A medical power of attorney document is increasingly important in a world where family members are not automatically entitled to medical records and other documents due to HIPPA laws and regulations. A medical power of attorney not only allows family members to handle important financial and treatment matters related to healthcare, it also saves them time and energy during the process.


Living Trust

What is a living trust?

A living trust, sometimes referred to as a revocable trust, is a document that allows one to retain control of their assets until their death while also allowing them to transfer ownership of assets and finances to a loved one.

What does a living trust do?

The most important benefit of a living trust is that is avoids probate at the time of death, which can speed up the process of dividing or transferring the estate. A living trust can be used to:

  • Indicate your wishes as to how your property should be managed before and after your death
  • Prevent financial records from being added to the public record

It’s important to note, however, that living trusts only cover assets specifically placed into the estate, such as a property, so if one dies before an asset is included in the living trust, it is not considered part of the trust. Many people utilize living trusts for property management and wills for the distribution of their estate.


Last Will

What is a last will?

A will outlines which possessions will be given to whom upon one’s death. This often includes items such as homes, vehicles, jewelry, antique furniture, family heirlooms, etc. Unlike a living trust, a will can also name guardians and executors for your children in the event of your death.

What does a last will do?

Many people choose to create a will in order to divide possessions equally or fairly among beneficiaries. Wills are useful for families with multiple children, grandchildren, or other beneficiaries, since the estate will be divided according to the wishes of the deceased, which can prevent family feuds over the deceased’s possessions and save time and money for loved ones.



Legal Assistance in Little Rock

If you or a loved one needs assistance drafting or completing legal documents, or if you need legal advice on other matters, contact CareLink today.

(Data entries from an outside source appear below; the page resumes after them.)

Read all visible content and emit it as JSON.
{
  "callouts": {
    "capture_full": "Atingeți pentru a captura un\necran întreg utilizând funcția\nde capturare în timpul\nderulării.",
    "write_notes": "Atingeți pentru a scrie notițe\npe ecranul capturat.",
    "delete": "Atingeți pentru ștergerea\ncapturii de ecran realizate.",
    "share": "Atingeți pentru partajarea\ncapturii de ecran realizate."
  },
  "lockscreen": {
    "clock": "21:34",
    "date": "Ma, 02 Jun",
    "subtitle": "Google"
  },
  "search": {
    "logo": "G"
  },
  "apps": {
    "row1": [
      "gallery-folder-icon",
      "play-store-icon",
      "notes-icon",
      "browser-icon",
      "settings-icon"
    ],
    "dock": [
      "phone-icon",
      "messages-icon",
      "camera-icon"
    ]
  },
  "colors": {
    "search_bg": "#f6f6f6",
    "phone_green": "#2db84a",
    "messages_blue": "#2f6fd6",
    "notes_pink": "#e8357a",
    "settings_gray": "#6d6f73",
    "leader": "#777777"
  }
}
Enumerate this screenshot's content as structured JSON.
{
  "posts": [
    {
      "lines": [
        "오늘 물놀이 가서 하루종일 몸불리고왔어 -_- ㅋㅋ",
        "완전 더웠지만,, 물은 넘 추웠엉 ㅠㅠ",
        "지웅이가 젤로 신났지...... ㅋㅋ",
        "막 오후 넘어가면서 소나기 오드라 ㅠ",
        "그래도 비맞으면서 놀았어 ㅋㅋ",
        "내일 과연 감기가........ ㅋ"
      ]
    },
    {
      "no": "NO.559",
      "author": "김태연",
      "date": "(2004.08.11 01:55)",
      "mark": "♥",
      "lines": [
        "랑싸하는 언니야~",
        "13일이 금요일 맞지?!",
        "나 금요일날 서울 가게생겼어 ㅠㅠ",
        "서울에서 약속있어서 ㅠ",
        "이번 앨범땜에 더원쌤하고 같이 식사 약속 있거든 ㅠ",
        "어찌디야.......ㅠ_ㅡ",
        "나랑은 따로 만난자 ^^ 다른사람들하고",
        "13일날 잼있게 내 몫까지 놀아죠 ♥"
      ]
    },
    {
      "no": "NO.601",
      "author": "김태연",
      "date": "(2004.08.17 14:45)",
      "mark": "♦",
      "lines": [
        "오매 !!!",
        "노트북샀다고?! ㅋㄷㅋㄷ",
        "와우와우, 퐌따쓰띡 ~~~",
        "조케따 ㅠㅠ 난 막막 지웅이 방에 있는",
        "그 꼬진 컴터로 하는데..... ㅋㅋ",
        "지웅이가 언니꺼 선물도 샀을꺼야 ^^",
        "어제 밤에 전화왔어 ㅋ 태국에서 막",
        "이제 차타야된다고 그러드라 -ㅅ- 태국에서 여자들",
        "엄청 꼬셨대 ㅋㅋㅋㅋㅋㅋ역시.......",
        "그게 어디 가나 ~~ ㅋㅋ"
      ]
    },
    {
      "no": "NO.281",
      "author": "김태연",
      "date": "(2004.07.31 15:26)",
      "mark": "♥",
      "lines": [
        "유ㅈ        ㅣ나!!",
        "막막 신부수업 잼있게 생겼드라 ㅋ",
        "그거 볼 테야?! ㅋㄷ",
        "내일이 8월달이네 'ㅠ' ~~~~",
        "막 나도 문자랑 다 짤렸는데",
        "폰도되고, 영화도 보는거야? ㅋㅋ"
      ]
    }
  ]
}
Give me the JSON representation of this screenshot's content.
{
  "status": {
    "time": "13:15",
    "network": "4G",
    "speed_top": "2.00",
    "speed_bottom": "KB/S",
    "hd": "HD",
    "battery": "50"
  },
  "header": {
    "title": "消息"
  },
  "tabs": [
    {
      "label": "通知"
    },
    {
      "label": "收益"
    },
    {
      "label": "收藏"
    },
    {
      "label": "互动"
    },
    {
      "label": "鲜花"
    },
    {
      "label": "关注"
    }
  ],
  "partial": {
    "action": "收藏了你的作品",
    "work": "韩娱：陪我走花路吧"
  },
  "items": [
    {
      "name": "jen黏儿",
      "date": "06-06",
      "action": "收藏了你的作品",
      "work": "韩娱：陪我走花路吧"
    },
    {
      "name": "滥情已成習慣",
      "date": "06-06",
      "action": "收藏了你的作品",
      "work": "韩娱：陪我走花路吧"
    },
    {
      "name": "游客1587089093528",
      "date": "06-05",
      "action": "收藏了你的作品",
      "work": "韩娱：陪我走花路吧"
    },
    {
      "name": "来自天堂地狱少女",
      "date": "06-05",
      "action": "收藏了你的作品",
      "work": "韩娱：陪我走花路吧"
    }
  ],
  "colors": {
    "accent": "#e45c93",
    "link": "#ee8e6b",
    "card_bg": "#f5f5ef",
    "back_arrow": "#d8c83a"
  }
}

We are happy to help assist you in any way possible.  



To learn more about other services offered by CareLink, including Meals on Wheels, Medicare prescription drug counseling, family caregiver counseling, and more, click the link below or call 501.372.5300.


Posted by Meredith Hale at 8:00 AM